This Sunday we celebrate the Feast of the Exaltation of the Holy Cross. As a result, we have an opportunity to pause and consider the great cost of salvation, that God incarnate, Jesus Christ, would humble himself to take on mortal flesh and endure the brutality of torture and death so that He could put an end to death itself. Whenever we consider the cross, we do so with knowledge of the resurrection as well, and through this, we understand what it is that God did for humanity.
It is through this process of death and resurrection that God reveals to us what it means to truly be free. James Alison puts it well when he writes, "The complete freedom and gratuity of God is learned only from the resurrection, not because it did not exist before, but because we could not know about or understand it while our understanding was shaped by the inevitability of death." (The Joy of Being Wrong: Original Sin through Easter Eyes). That is to say, because of the resurrection, we are released from the chains of sin that prevent us from experiencing true freedom.
True freedom comes only when we are not forced down a path by someone or something. We would never consider a person to be free if they were chained to another, stronger person and led down a path. However, it is not the chain that keeps them bound, for if you release the chain but place an armed guard near them, they remain able to be compelled to walk a certain path despite their desire to walk otherwise. The chain is not what binds; what binds is the strongman that can overpower the person and compel them to go one direction or another.
Death is that strongman. The power of death can cause a person to abandon their morals to save their life; it can cause them to strike out against the life of another for fear of their own life.
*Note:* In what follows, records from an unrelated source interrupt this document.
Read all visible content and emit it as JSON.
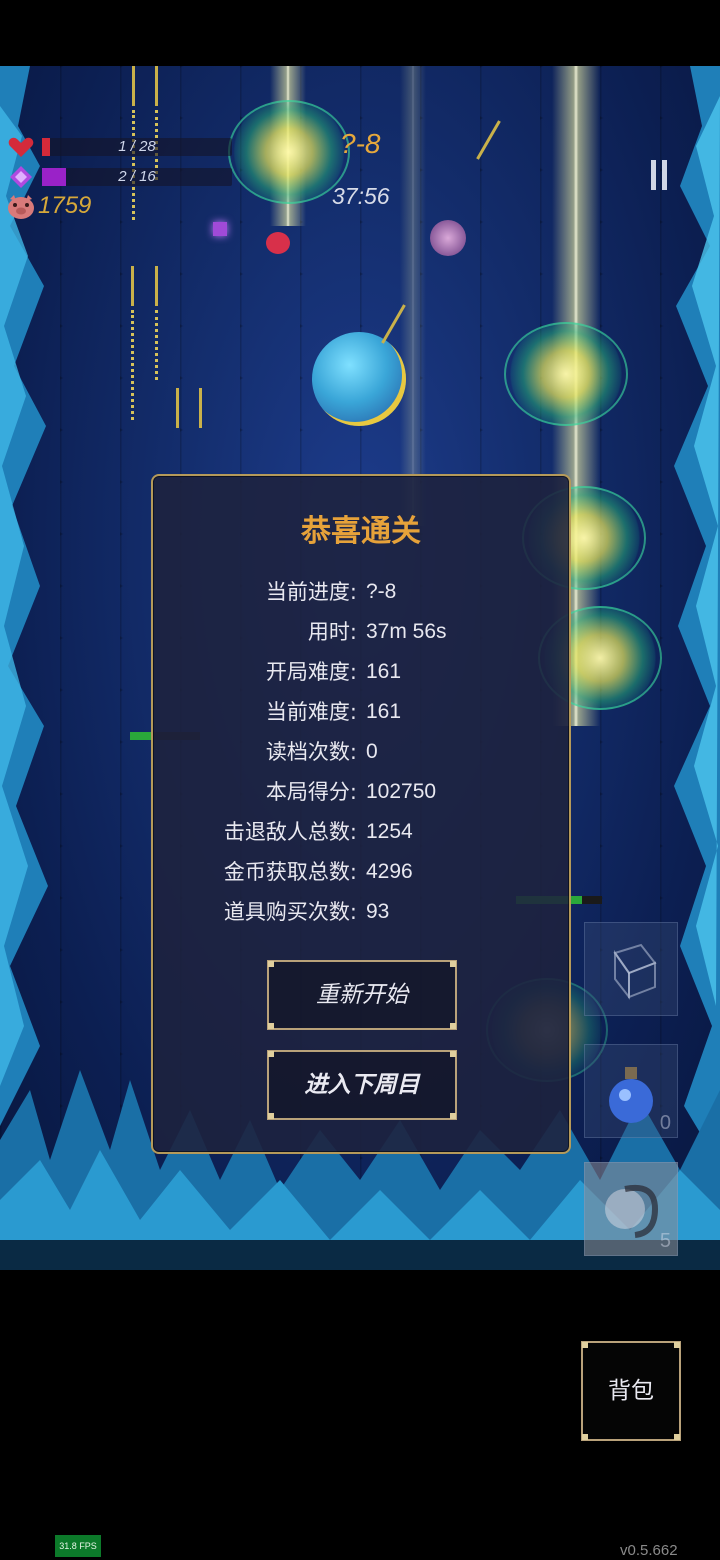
{
  "hud": {
    "health_text": "1 / 28",
    "health_fraction": 0.036,
    "mana_text": "2 / 16",
    "mana_fraction": 0.125,
    "gold": "1759",
    "stage": "?-8",
    "timer": "37:56"
  },
  "dialog": {
    "title": "恭喜通关",
    "stats": [
      {
        "label": "当前进度:",
        "value": "?-8"
      },
      {
        "label": "用时:",
        "value": "37m 56s"
      },
      {
        "label": "开局难度:",
        "value": "161"
      },
      {
        "label": "当前难度:",
        "value": "161"
      },
      {
        "label": "读档次数:",
        "value": "0"
      },
      {
        "label": "本局得分:",
        "value": "102750"
      },
      {
        "label": "击退敌人总数:",
        "value": "1254"
      },
      {
        "label": "金币获取总数:",
        "value": "4296"
      },
      {
        "label": "道具购买次数:",
        "value": "93"
      }
    ],
    "restart_label": "重新开始",
    "next_cycle_label": "进入下周目"
  },
  "items": {
    "slot2_count": "0",
    "slot3_count": "5"
  },
  "bag_label": "背包",
  "fps": "31.8 FPS",
  "version": "v0.5.662",
  "colors": {
    "health": "#d42a3a",
    "mana": "#9a22c8",
    "gold_text": "#d6a83a",
    "accent_title": "#e6a23a",
    "frame_gold": "#b59a5a"
  }
}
The power of death is immense; it has guided the direction of nations and individuals alike, and the attempts of nations and individuals to avoid it has bound humanity for millennia.
This is the wonder of the resurrection, for it renders the strongman of death as impotent. This is why St. Paul can write, in 1 Corinthians, "'Death is swallowed up in victory. O death, where is your victory? O death, where is your sting?' The sting of death is sin, and the power of sin is the law. But thanks be to God, who gives us the victory through our Lord Jesus Christ."
The cross was an instrument of death that has been overshadowed by the victory of life in the resurrection. May we live according to that victory, for through the resurrection we can begin to understand what true freedom is. Freedom from the fear of death allows us to live according to the fruits of the Spirit and according to the example of Christ, for when we are freed from the fear of death there is nothing greater that can be used to force us away from the path of righteousness.
(as published in St. Luke's weekly Newsletter, 9/13/18)